I've just come back from a week on the isle of Paxos, in Greece. It's much the same as many Mediterranean holiday destinations - hardly an angling Mecca - but with a couple of packs of Power Isome (small ragworm imitations), a couple of packs of the Ecogear Aqua Straight worms (tiny worm imitations) and a handful of more traditional looking paddletail lures I had a lot of fun, notching up a total of twelve species including, Grouper, Sea Perch, Scorpion Fish (some are poisonous abroad, so be careful!) and weird and wonderful wrasse.
Power Isome has one more trick up its sleeve. The smell. In an effort to get more people (boys and girls) into fishing in Japan, Marukyu have made Power Isome smell of... well, berries! So while those 4 day old squid are putting a strain on your love life, these neat little ragworms from Marukyu won't be. Ingenious!
LRF is a growing angling discipline in the UK. There's lots more info to be found online if you're interested and dedicated tackle for those wishing to commit. To be fair, it would be entirely possible to fashion some kit to do the job admirably. If you're a coarse angler, you're well on your way already. But in my experience, two elements are worthy of dedicated attention - line (worth investing in 3 to 5lb fluorocarbon) and the lures (one pack of Power Isome will get you catching).
You should be able to find light fluorocarbon line readily available from tackle shops serving freshwater anglers.
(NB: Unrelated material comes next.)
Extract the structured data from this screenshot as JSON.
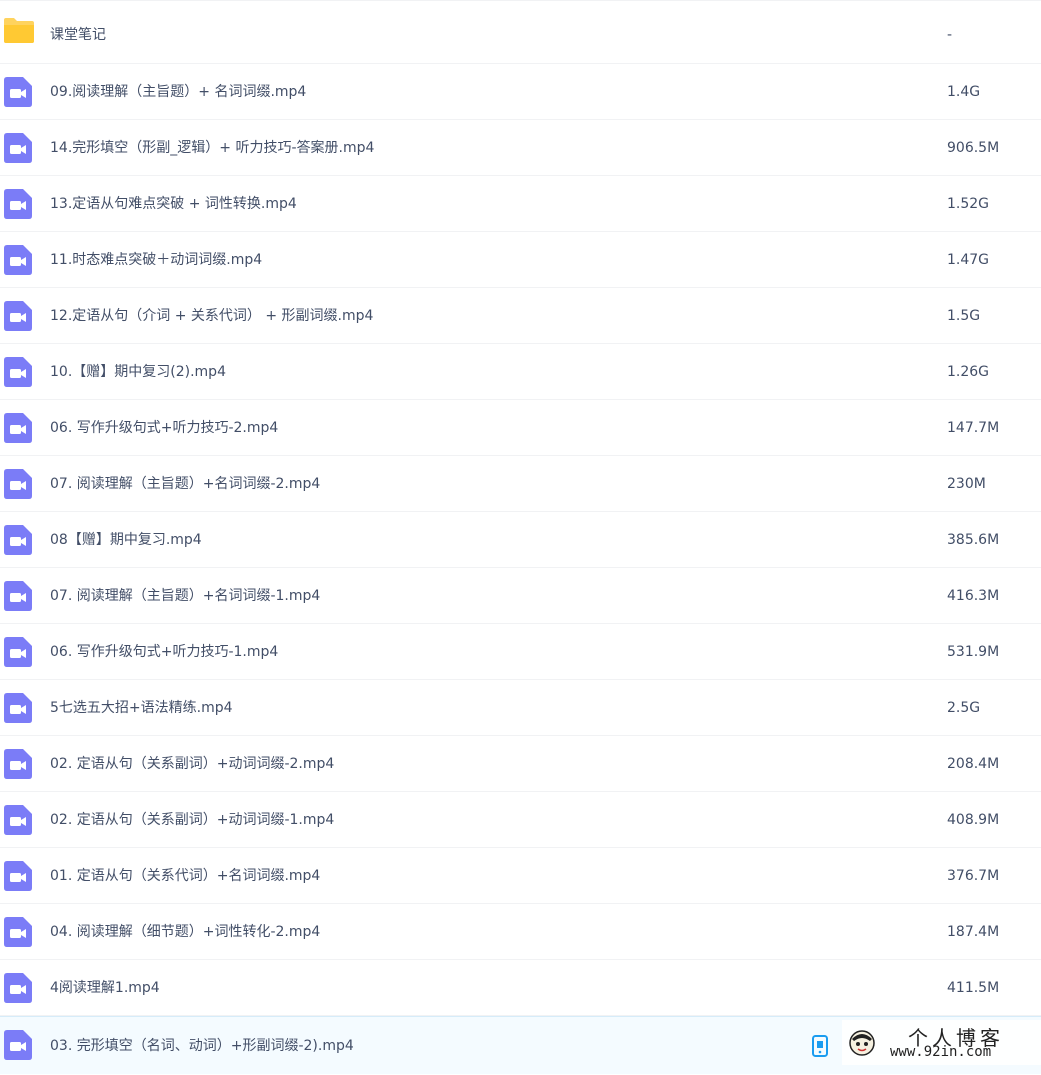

Both Power Isome by Marukyu and the Ecogear Aqua Straight worms that I used in Greece are available mail order from BassLures.co.uk (a trusted seller)
If you need any more help and advice, please leave me a question in the comments section and I'll do my best to help. Good luck and bon voyage!